According to a U.S. official who spoke to the AP under the condition of anonymity to discuss the downgraded intelligence finding, Russia is trying to address the troop shortage in part by pressuring soldiers who were injured earlier in the war to return to combat, hiring people from private security firms, and even hiring people from prisons.
The official continued by saying that the intelligence community has assessed that one action that Russia’s Defense Ministry is anticipated to do shortly is recruiting convicts to enlist “in exchange for pardons and cash recompense.”
Last week, Russian President Vladimir Putin authorized the Russian military to boost the number of troops by 137,000 to a total of 1.15 million.
Putin’s order, effective on January 1, didn’t say whether the military would bolster its numbers by calling in more conscripts, recruiting more volunteers, or using a combination of the two. However, several Russian military analysts projected that it would heavily rely on volunteers, reflecting the Kremlin’s cautious stance in light of its worries about the potential negative effects of an attempt to boost the conscription.
With the help of the presidential decree, there will be 1,150,628 more soldiers in the Russian military, bringing the total to 2,039 758. The military has 1,902,758 and 1,013,628 members, respectively, at the beginning of 2018.
The U.S. estimates Russia suffered significant losses in the first few months of the conflict, according to Colin Kahl, the undersecretary for policy at the U.S. Defense Department, who spoke to reporters earlier in August.
The Russians have likely suffered 70–80,000 casualties in less than six months, Kahl said, adding that there is a lot of ambiguity in war.

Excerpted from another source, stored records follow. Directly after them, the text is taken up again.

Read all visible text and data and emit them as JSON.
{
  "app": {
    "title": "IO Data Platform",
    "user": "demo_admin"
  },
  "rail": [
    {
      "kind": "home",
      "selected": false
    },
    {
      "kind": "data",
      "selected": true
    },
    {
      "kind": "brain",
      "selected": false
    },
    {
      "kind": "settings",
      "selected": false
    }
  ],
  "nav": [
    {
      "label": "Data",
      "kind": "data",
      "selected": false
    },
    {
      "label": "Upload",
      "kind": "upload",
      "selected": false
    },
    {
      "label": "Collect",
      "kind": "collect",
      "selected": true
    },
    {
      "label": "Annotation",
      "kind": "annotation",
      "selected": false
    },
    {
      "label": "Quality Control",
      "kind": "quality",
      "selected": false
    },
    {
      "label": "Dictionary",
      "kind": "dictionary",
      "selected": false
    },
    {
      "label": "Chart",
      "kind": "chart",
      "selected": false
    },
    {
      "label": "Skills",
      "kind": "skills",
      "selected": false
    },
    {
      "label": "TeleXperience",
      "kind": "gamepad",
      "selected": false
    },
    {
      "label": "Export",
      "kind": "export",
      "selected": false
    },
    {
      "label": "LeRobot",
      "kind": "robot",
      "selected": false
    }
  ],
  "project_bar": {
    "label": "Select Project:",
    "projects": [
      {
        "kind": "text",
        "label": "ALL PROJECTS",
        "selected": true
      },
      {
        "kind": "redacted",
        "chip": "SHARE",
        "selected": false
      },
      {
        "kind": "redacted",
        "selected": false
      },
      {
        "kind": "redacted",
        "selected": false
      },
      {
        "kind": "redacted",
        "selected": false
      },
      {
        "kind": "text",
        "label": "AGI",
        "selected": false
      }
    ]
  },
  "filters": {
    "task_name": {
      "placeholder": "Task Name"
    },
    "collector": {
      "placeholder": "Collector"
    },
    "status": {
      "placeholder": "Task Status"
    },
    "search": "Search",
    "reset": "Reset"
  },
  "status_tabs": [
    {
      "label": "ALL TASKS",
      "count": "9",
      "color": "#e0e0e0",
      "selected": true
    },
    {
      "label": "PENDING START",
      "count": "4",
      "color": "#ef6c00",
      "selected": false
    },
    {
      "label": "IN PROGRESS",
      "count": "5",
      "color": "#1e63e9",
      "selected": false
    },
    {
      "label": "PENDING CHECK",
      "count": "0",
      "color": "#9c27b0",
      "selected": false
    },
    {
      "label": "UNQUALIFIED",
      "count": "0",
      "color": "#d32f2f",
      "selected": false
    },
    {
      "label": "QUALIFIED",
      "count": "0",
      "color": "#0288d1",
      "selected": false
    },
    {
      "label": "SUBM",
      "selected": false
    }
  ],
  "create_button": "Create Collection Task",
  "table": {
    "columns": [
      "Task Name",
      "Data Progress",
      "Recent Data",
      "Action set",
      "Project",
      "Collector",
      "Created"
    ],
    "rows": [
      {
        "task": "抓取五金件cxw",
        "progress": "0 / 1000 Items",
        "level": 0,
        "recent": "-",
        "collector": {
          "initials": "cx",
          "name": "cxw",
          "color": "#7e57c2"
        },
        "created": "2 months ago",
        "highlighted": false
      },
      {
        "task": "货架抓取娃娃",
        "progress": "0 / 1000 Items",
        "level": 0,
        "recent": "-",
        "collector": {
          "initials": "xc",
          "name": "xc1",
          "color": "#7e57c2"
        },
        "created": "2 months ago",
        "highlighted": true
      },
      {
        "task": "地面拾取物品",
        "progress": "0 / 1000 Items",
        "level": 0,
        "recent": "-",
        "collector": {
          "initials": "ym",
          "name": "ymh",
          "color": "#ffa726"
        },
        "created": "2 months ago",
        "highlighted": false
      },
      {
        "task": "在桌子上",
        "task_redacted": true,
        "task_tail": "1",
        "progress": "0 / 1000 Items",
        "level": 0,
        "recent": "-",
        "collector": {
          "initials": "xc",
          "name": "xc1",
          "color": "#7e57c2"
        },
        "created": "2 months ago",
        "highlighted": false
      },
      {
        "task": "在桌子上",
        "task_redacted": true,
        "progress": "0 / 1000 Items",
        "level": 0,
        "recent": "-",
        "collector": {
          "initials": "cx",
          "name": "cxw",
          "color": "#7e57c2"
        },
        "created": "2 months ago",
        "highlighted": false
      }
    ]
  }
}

The figure could be slightly lower or slightly higher because it combines killed in combat and injured in action, but I believe it to be roughly accurate.
Throughout the grinding war, the U.S. has frequently downgraded and revealed intelligence findings to draw attention to Russian plans for disinformation campaigns or to highlight the challenges Moscow is facing in waging war against Ukraine, whose smaller military has put up an intense fight against the militarily superior Russian forces.
Russia has encountered technical issues with Iranian-made drones it purchased from Tehran this month for use in its conflict with Ukraine, according to research released by the Biden administration earlier this week.
This month, Russia acquired Mohajer-6 and Shahed-series unmanned aerial vehicles over a number of days, reportedly as part of a Russian plot to obtain hundreds of Iranian UAVs for use in Ukraine, according to the Biden administration.
John Kirby, a spokesperson for the White House National Security Council, claimed on Wednesday that since acquiring the Iranian drones, Russia has encountered “some challenges” and “the restrictions on some of their capabilities.”